Where teachers are complaining of being owed arrears of salaries, a teacher being responsible for transformation of education becomes a mirage. They can no longer be productive as they are no longer a happy workforce. This has become the situation in all the levels of education in Nigeria.
In Nigeria, teachers are becoming endangered species. Many are quitting the profession for other ones. Some go for greener pastures which tantamount to brain drain. Teachers used to be highly respected. They used to be of a special class. It becomes unfortunate that the political class who were taught by these are now the ones making them miserly, beggarly and the society making a mockery of them.
As many are leaving the profession, there is equally low interest in going into the profession. In colleges of education where the bulk that take care of basic education are trained, admissions into NCE programmes have dwindled. This is a challenge. Those admitted, due to what is obtainable in the society still are not interested in the teaching profession. They take to other areas of survival. Many now know that since the politics in Nigeria needs a higher certificate outside the School Certificate, the NCE programme is the shortest route. With such a mindset, they seek to be admitted just for the sake of the certificate. If such a quest fails, they resort back to teaching and these, unfortunately, are the ones expected to take charge of the transformation of our education.
It becomes worrisome as one queries if Nigeria is ready to ensure that teachers transform our education when the leaders allow strikes to take a greater part of an academic session.
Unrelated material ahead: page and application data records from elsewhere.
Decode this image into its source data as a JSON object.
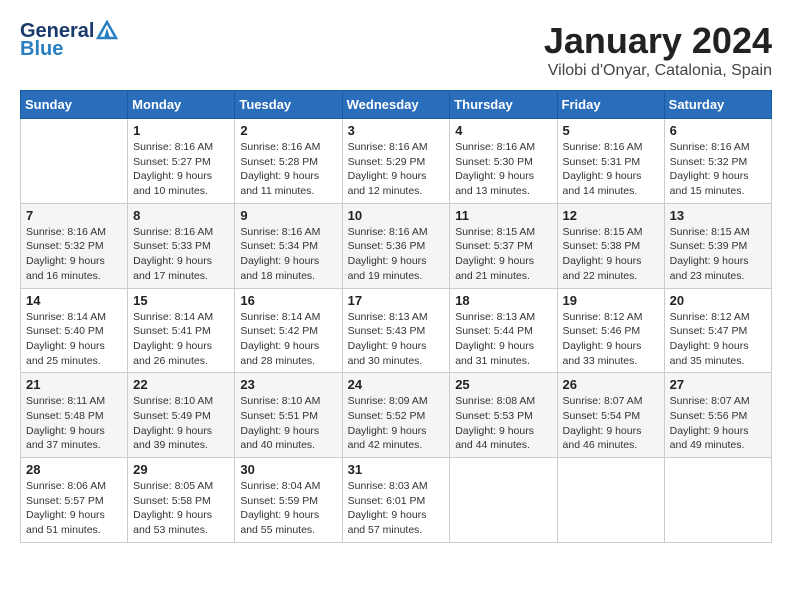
{
  "header": {
    "logo_general": "General",
    "logo_blue": "Blue",
    "title": "January 2024",
    "subtitle": "Vilobi d'Onyar, Catalonia, Spain"
  },
  "calendar": {
    "days_of_week": [
      "Sunday",
      "Monday",
      "Tuesday",
      "Wednesday",
      "Thursday",
      "Friday",
      "Saturday"
    ],
    "weeks": [
      [
        {
          "day": "",
          "sunrise": "",
          "sunset": "",
          "daylight": ""
        },
        {
          "day": "1",
          "sunrise": "Sunrise: 8:16 AM",
          "sunset": "Sunset: 5:27 PM",
          "daylight": "Daylight: 9 hours and 10 minutes."
        },
        {
          "day": "2",
          "sunrise": "Sunrise: 8:16 AM",
          "sunset": "Sunset: 5:28 PM",
          "daylight": "Daylight: 9 hours and 11 minutes."
        },
        {
          "day": "3",
          "sunrise": "Sunrise: 8:16 AM",
          "sunset": "Sunset: 5:29 PM",
          "daylight": "Daylight: 9 hours and 12 minutes."
        },
        {
          "day": "4",
          "sunrise": "Sunrise: 8:16 AM",
          "sunset": "Sunset: 5:30 PM",
          "daylight": "Daylight: 9 hours and 13 minutes."
        },
        {
          "day": "5",
          "sunrise": "Sunrise: 8:16 AM",
          "sunset": "Sunset: 5:31 PM",
          "daylight": "Daylight: 9 hours and 14 minutes."
        },
        {
          "day": "6",
          "sunrise": "Sunrise: 8:16 AM",
          "sunset": "Sunset: 5:32 PM",
          "daylight": "Daylight: 9 hours and 15 minutes."
        }
      ],
      [
        {
          "day": "7",
          "sunrise": "Sunrise: 8:16 AM",
          "sunset": "Sunset: 5:32 PM",
          "daylight": "Daylight: 9 hours and 16 minutes."
        },
        {
          "day": "8",
          "sunrise": "Sunrise: 8:16 AM",
          "sunset": "Sunset: 5:33 PM",
          "daylight": "Daylight: 9 hours and 17 minutes."
        },
        {
          "day": "9",
          "sunrise": "Sunrise: 8:16 AM",
          "sunset": "Sunset: 5:34 PM",
          "daylight": "Daylight: 9 hours and 18 minutes."
        },
        {
          "day": "10",
          "sunrise": "Sunrise: 8:16 AM",
          "sunset": "Sunset: 5:36 PM",
          "daylight": "Daylight: 9 hours and 19 minutes."
        },
        {
          "day": "11",
          "sunrise": "Sunrise: 8:15 AM",
          "sunset": "Sunset: 5:37 PM",
          "daylight": "Daylight: 9 hours and 21 minutes."
        },
        {
          "day": "12",
          "sunrise": "Sunrise: 8:15 AM",
          "sunset": "Sunset: 5:38 PM",
          "daylight": "Daylight: 9 hours and 22 minutes."
        },
        {
          "day": "13",
          "sunrise": "Sunrise: 8:15 AM",
          "sunset": "Sunset: 5:39 PM",
          "daylight": "Daylight: 9 hours and 23 minutes."
        }
      ],
      [
        {
          "day": "14",
          "sunrise": "Sunrise: 8:14 AM",
          "sunset": "Sunset: 5:40 PM",
          "daylight": "Daylight: 9 hours and 25 minutes."
        },
        {
          "day": "15",
          "sunrise": "Sunrise: 8:14 AM",
          "sunset": "Sunset: 5:41 PM",
          "daylight": "Daylight: 9 hours and 26 minutes."
        },
        {
          "day": "16",
          "sunrise": "Sunrise: 8:14 AM",
          "sunset": "Sunset: 5:42 PM",
          "daylight": "Daylight: 9 hours and 28 minutes."
        },
        {
          "day": "17",
          "sunrise": "Sunrise: 8:13 AM",
          "sunset": "Sunset: 5:43 PM",
          "daylight": "Daylight: 9 hours and 30 minutes."
        },
        {
          "day": "18",
          "sunrise": "Sunrise: 8:13 AM",
          "sunset": "Sunset: 5:44 PM",
          "daylight": "Daylight: 9 hours and 31 minutes."
        },
        {
          "day": "19",
          "sunrise": "Sunrise: 8:12 AM",
          "sunset": "Sunset: 5:46 PM",
          "daylight": "Daylight: 9 hours and 33 minutes."
        },
        {
          "day": "20",
          "sunrise": "Sunrise: 8:12 AM",
          "sunset": "Sunset: 5:47 PM",
          "daylight": "Daylight: 9 hours and 35 minutes."
        }
      ],
      [
        {
          "day": "21",
          "sunrise": "Sunrise: 8:11 AM",
          "sunset": "Sunset: 5:48 PM",
          "daylight": "Daylight: 9 hours and 37 minutes."
        },
        {
          "day": "22",
          "sunrise": "Sunrise: 8:10 AM",
          "sunset": "Sunset: 5:49 PM",
          "daylight": "Daylight: 9 hours and 39 minutes."
        },
        {
          "day": "23",
          "sunrise": "Sunrise: 8:10 AM",
          "sunset": "Sunset: 5:51 PM",
          "daylight": "Daylight: 9 hours and 40 minutes."
        },
        {
          "day": "24",
          "sunrise": "Sunrise: 8:09 AM",
          "sunset": "Sunset: 5:52 PM",
          "daylight": "Daylight: 9 hours and 42 minutes."
        },
        {
          "day": "25",
          "sunrise": "Sunrise: 8:08 AM",
          "sunset": "Sunset: 5:53 PM",
          "daylight": "Daylight: 9 hours and 44 minutes."
        },
        {
          "day": "26",
          "sunrise": "Sunrise: 8:07 AM",
          "sunset": "Sunset: 5:54 PM",
          "daylight": "Daylight: 9 hours and 46 minutes."
        },
        {
          "day": "27",
          "sunrise": "Sunrise: 8:07 AM",
          "sunset": "Sunset: 5:56 PM",
          "daylight": "Daylight: 9 hours and 49 minutes."
        }
      ],
      [
        {
          "day": "28",
          "sunrise": "Sunrise: 8:06 AM",
          "sunset": "Sunset: 5:57 PM",
          "daylight": "Daylight: 9 hours and 51 minutes."
        },
        {
          "day": "29",
          "sunrise": "Sunrise: 8:05 AM",
          "sunset": "Sunset: 5:58 PM",
          "daylight": "Daylight: 9 hours and 53 minutes."
        },
        {
          "day": "30",
          "sunrise": "Sunrise: 8:04 AM",
          "sunset": "Sunset: 5:59 PM",
          "daylight": "Daylight: 9 hours and 55 minutes."
        },
        {
          "day": "31",
          "sunrise": "Sunrise: 8:03 AM",
          "sunset": "Sunset: 6:01 PM",
          "daylight": "Daylight: 9 hours and 57 minutes."
        },
        {
          "day": "",
          "sunrise": "",
          "sunset": "",
          "daylight": ""
        },
        {
          "day": "",
          "sunrise": "",
          "sunset": "",
          "daylight": ""
        },
        {
          "day": "",
          "sunrise": "",
          "sunset": "",
          "daylight": ""
        }
      ]
    ]
  }
}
When a session is done based on crash programmes to meet up with days and months lost to strikes, how would these future teachers be able to transform our education. When leader send their children abroad for education, how is the quest to transform education possible again? Unfortunately still, these children will never come back to work in Nigeria knowing that it was bastardised by their beneficiaries and in most cases proceeds were used to sponsor them abroad. These are some of the foods for thought as Nigeria marks the World Teachers Day.
As the world marks this day, the governments in developing nations and specifically Nigeria needs to transform the conditions of service of teachers at all educational levels.
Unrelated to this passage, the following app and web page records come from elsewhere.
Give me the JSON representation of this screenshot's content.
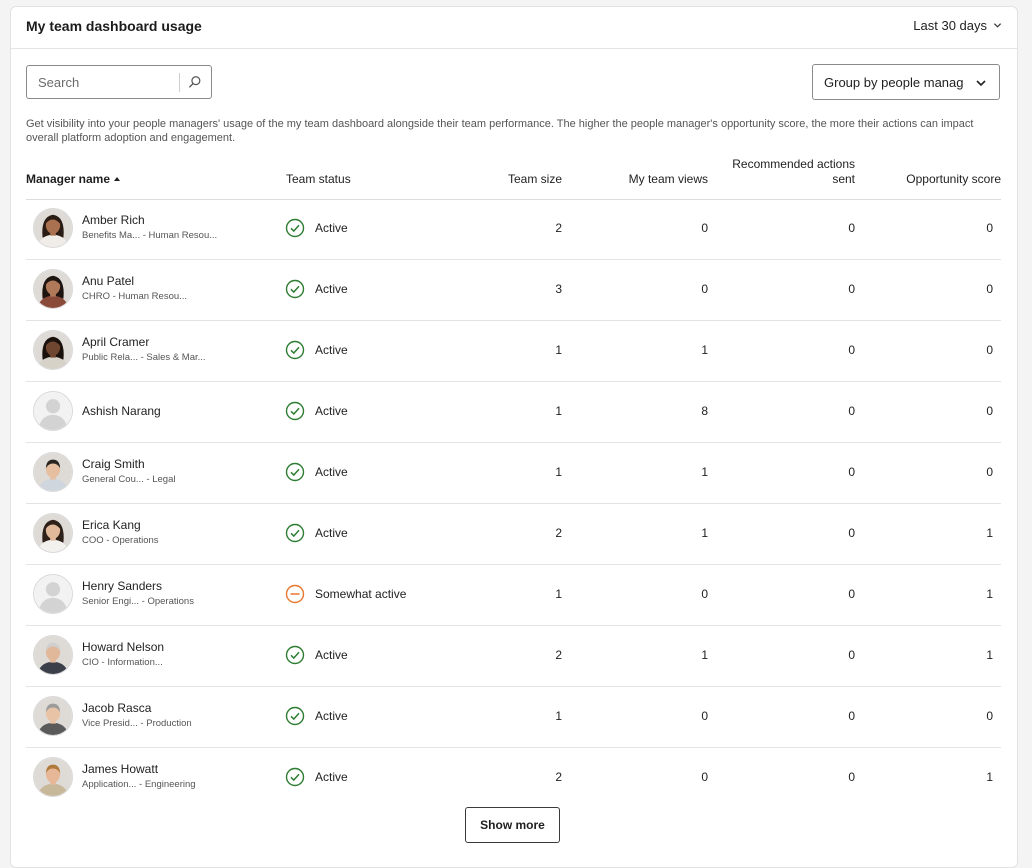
{
  "header": {
    "title": "My team dashboard usage",
    "period": "Last 30 days"
  },
  "search": {
    "placeholder": "Search"
  },
  "group_by": {
    "label": "Group by people manager"
  },
  "description": "Get visibility into your people managers' usage of the my team dashboard alongside their team performance. The higher the people manager's opportunity score, the more their actions can impact overall platform adoption and engagement.",
  "columns": {
    "manager_name": "Manager name",
    "team_status": "Team status",
    "team_size": "Team size",
    "my_team_views": "My team views",
    "recommended_actions_line1": "Recommended actions",
    "recommended_actions_line2": "sent",
    "opportunity_score": "Opportunity score"
  },
  "rows": [
    {
      "name": "Amber Rich",
      "subtitle": "Benefits Ma... - Human Resou...",
      "status": "Active",
      "team_size": "2",
      "views": "0",
      "recommended": "0",
      "opportunity": "0",
      "avatar": "photo-woman-1"
    },
    {
      "name": "Anu Patel",
      "subtitle": "CHRO - Human Resou...",
      "status": "Active",
      "team_size": "3",
      "views": "0",
      "recommended": "0",
      "opportunity": "0",
      "avatar": "photo-woman-2"
    },
    {
      "name": "April Cramer",
      "subtitle": "Public Rela... - Sales & Mar...",
      "status": "Active",
      "team_size": "1",
      "views": "1",
      "recommended": "0",
      "opportunity": "0",
      "avatar": "photo-woman-3"
    },
    {
      "name": "Ashish Narang",
      "subtitle": "",
      "status": "Active",
      "team_size": "1",
      "views": "8",
      "recommended": "0",
      "opportunity": "0",
      "avatar": "placeholder"
    },
    {
      "name": "Craig Smith",
      "subtitle": "General Cou... - Legal",
      "status": "Active",
      "team_size": "1",
      "views": "1",
      "recommended": "0",
      "opportunity": "0",
      "avatar": "photo-man-1"
    },
    {
      "name": "Erica Kang",
      "subtitle": "COO - Operations",
      "status": "Active",
      "team_size": "2",
      "views": "1",
      "recommended": "0",
      "opportunity": "1",
      "avatar": "photo-woman-4"
    },
    {
      "name": "Henry Sanders",
      "subtitle": "Senior Engi... - Operations",
      "status": "Somewhat active",
      "team_size": "1",
      "views": "0",
      "recommended": "0",
      "opportunity": "1",
      "avatar": "placeholder"
    },
    {
      "name": "Howard Nelson",
      "subtitle": "CIO - Information...",
      "status": "Active",
      "team_size": "2",
      "views": "1",
      "recommended": "0",
      "opportunity": "1",
      "avatar": "photo-man-2"
    },
    {
      "name": "Jacob Rasca",
      "subtitle": "Vice Presid... - Production",
      "status": "Active",
      "team_size": "1",
      "views": "0",
      "recommended": "0",
      "opportunity": "0",
      "avatar": "photo-man-3"
    },
    {
      "name": "James Howatt",
      "subtitle": "Application... - Engineering",
      "status": "Active",
      "team_size": "2",
      "views": "0",
      "recommended": "0",
      "opportunity": "1",
      "avatar": "photo-man-4"
    }
  ],
  "show_more_label": "Show more",
  "colors": {
    "active": "#2e7d32",
    "somewhat_active": "#e8772e",
    "text": "#1f1f1f",
    "muted": "#555555"
  }
}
It is therefore suggested that:
Teachers should transform their approaches to ensure and be able to assess when learners have learnt. The ‘banking concept of education’ is not the guaranteed means. It seems to be best for paper qualifications.
Teachers should be given the freedom and right (under supervision or any other justifiable means) to chart appropriate methods to officially assess when the learner has learnt. There are many ways to do such even in paper examination. This requires the independence of teachers with respect to assessments of their group of learners.
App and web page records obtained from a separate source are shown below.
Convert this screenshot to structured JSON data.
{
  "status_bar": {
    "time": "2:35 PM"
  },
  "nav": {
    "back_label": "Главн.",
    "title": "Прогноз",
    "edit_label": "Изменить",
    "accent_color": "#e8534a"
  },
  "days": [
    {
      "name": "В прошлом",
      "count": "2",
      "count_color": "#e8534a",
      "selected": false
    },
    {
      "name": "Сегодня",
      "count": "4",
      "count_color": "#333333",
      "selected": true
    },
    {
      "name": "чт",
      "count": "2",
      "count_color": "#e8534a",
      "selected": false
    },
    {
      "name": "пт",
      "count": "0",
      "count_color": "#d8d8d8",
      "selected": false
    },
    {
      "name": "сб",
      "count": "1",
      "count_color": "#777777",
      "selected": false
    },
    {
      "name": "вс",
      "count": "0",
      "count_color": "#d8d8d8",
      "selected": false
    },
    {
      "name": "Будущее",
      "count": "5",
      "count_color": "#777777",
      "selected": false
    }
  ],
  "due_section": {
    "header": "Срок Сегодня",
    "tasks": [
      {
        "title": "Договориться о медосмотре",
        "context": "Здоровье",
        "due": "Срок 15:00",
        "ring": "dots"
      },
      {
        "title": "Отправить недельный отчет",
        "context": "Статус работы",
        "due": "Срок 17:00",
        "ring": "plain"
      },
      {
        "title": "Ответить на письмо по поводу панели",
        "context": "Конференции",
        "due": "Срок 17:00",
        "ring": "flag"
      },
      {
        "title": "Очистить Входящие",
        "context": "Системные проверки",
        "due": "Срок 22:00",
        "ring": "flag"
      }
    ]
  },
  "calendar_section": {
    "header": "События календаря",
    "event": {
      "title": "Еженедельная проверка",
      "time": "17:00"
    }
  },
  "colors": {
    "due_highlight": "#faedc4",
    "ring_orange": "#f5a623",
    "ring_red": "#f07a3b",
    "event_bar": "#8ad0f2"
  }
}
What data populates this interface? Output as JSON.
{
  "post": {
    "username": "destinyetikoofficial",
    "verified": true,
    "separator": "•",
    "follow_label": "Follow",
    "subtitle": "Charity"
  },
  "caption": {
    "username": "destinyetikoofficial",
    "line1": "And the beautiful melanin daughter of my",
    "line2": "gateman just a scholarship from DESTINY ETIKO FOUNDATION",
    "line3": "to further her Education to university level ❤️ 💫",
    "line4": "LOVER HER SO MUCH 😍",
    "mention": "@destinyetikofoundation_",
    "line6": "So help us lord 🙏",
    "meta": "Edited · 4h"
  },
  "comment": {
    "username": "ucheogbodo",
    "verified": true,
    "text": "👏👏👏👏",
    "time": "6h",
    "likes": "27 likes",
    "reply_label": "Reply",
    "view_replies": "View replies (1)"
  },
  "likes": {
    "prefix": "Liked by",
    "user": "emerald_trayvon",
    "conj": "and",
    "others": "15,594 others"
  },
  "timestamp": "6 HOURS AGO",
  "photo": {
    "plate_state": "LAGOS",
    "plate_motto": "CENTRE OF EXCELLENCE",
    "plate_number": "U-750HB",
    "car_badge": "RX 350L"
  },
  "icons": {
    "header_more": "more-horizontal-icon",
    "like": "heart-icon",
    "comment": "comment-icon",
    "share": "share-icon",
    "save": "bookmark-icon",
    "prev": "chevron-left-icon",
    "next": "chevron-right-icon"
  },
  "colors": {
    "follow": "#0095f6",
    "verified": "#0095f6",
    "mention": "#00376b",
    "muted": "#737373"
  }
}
The government must ensure the retraining of teachers. Teachers should see themselves as learners. They are partners in the teaching and learning process. Workshops and seminars must be made motivating to teachers. Mere supervision cannot suffice.
Teachers don’t have the powers of transformation ex nihilo. They have to be empowered. This is the bottom-line.
Happy Teachers’ Day!!!
Dr Bellarmine Nneji